Archive for the 'War' Category

Ron Paul for President

October 23, 2007


I have finally made up my mind, thanks to Jim. Yay!

I have always thought myself to be a democrat, going strictly by my ideology. After all, I am from the largest democracy in the world. And Dr. Ron Paul, even though he is contesting from the Republican party, is as liberal as it gets.

Who is Ron Paul? Well, if you didn’t know that, you ought to pay a little bit more attention to Politics. If you are stateside, that is. But Ron is gaining momentum in other countries too, so there really is no excuse. Ron Paul is more of a libertarian candidate, contesting as a Republican. His campaign has gathered a lot of steam of late, mainly because of his grassroots-level supporters. He is referred to as Dr. No, because he vehemently opposes any bill that does not abide by the constitution. (And oh, he is also a former physician, which explains the Dr. part).

Why Ron Paul? Mainly, because of his stance on the war. But even more, because of his non-interventionist ideology. United States has no business meddling with Iraq or Somalia or wherever the US military is currently spread. I also like his ideas on Income Tax and The Fed, but I must say that I do believe that his views are a little extreme here.

How Ron Paul? That question exists because I’m not a US citizen yet, and so can’t vote on this presidential election. However, I will have my voting rights for the next election, and hopefully, an opportunity to vote for Dr. Paul. But more than voting, I believe I can make a difference by campaigning for him. And making contributions for his campaign. If I can make at least 5 persons aware of Dr. Ron Paul, I would consider my deed done.

Now, go on. Catch up on his stance on other issues.


Calvin’s war games

October 17, 2007


Shadow Company

October 15, 2007



Shadow Company is an amazing and powerful documentary by Nick Bicanic and Jason Bourque about the “private military companies” – or “mercenaries” depending on your idealogical beliefs. But whatever your idealogy is, you will come out of this documentary much better educated about the issues surrounding such ‘private guns for hire’. The documentary takes an even-handed approach and explores a lot of issues – the historical background of mercenaries, their sudden growth, their hardships, the ethical dilemma and the need for more thought on how this industry should be handled further on.

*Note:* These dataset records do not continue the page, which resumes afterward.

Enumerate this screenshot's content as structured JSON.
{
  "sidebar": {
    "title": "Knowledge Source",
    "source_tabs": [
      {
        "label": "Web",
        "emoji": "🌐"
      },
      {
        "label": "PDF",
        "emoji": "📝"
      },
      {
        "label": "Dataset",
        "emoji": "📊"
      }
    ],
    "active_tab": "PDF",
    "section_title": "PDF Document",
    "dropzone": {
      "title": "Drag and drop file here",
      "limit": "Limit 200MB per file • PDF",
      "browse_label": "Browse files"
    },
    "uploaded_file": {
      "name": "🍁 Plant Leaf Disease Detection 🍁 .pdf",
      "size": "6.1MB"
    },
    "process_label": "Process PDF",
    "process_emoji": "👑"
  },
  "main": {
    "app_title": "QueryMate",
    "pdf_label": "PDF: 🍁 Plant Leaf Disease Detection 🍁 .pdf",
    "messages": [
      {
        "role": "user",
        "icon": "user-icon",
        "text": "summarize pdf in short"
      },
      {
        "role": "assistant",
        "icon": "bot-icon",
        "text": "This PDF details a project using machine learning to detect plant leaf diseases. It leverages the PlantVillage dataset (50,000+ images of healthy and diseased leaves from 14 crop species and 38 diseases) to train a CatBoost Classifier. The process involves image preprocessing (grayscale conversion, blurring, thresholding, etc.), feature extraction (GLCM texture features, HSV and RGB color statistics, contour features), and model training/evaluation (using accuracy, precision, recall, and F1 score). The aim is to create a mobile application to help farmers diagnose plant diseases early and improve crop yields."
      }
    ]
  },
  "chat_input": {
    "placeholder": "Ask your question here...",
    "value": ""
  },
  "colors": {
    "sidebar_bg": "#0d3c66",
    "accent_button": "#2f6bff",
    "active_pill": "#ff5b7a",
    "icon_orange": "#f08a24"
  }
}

The presentation is very stlyistic and captivating – with all the video game clips, comic book style reenactments, inter-weaving of war and news footage, pop-up explanations for military terms. It will definitely keep you hooked to the end.

Before I started watching the movie, I had already come to the conclusion that these companies cannot be obliterated in one fell sweep. This documentary only bolstered my opinion, in that our government and politicians need to take a hard look at all the relevant issues and create some balanced and pragmatic regulations to guide this industry. Although there would be no place for such companies in an ideal world, we no longer live – perhaps, never have lived – in such a world. Huffington Post has a nice article from the director of this movie about what the congress ought to be doing now on the issue of PMC’s.

One quote that stands out is from an author that is interviewed – Robert Young Pelton.

“George Bush has created the ultimate entrepreneurial wild west scenario in Iraq. If you have a gun and you are in Iraq, there is plenty of job to do.”

My take on Blackwater

October 8, 2007


Blackwater has been in recent news, after Iraqi officials complained that Blackwater personnel were involved in an unprovoked shooting of Iraqi civilians. If you don’t already know, Blackwater is a private company that supplies security personnel to guard American ambassadors in foreign countries. The Virginian Pilot has an interesting series on Blackwater titled Blackwater: Inside America’s Private Army.

Blackwater is owned by a single man named Erik Prince, a former navy seal. The corporate history of Blackwater is an amazing testimony on how successful private military has become these days. According to Fast Company, Blackwater has had 600% revenue growth between 2002 and 2005.

There is a lot of criticism – mostly of which are right on – against the mere existence of Blackwater. There is the lack of accountability, drain on the military talent, aiding political machiavellians in hiding the actual cost of war, the sheer immorality of going to war for monetary gain.

Now, the Congress has passed a bill to make companies like Blackwater answerable in the civil court. In my opinion, such actions and bills are somewhat useless, unless we stand up and face the real reason for the existence of such companies. Unless the US of A abandons its interventionist policies and stops meddling in the international affairs, companies like Blackwater will keep finding means to make profit. Even if Blackwater is brought back, what about the hundreds of other private corporations on which the US depends for war zone activities.

Although there are a lot of statistics with high shock-factor when it comes to Blackwater, there is one that stands in my memory. In the first Gulf War 15 years ago, the ratio of private contractors to troops was 1 to 60; in the current war, it’s 1 to 3. Go figure.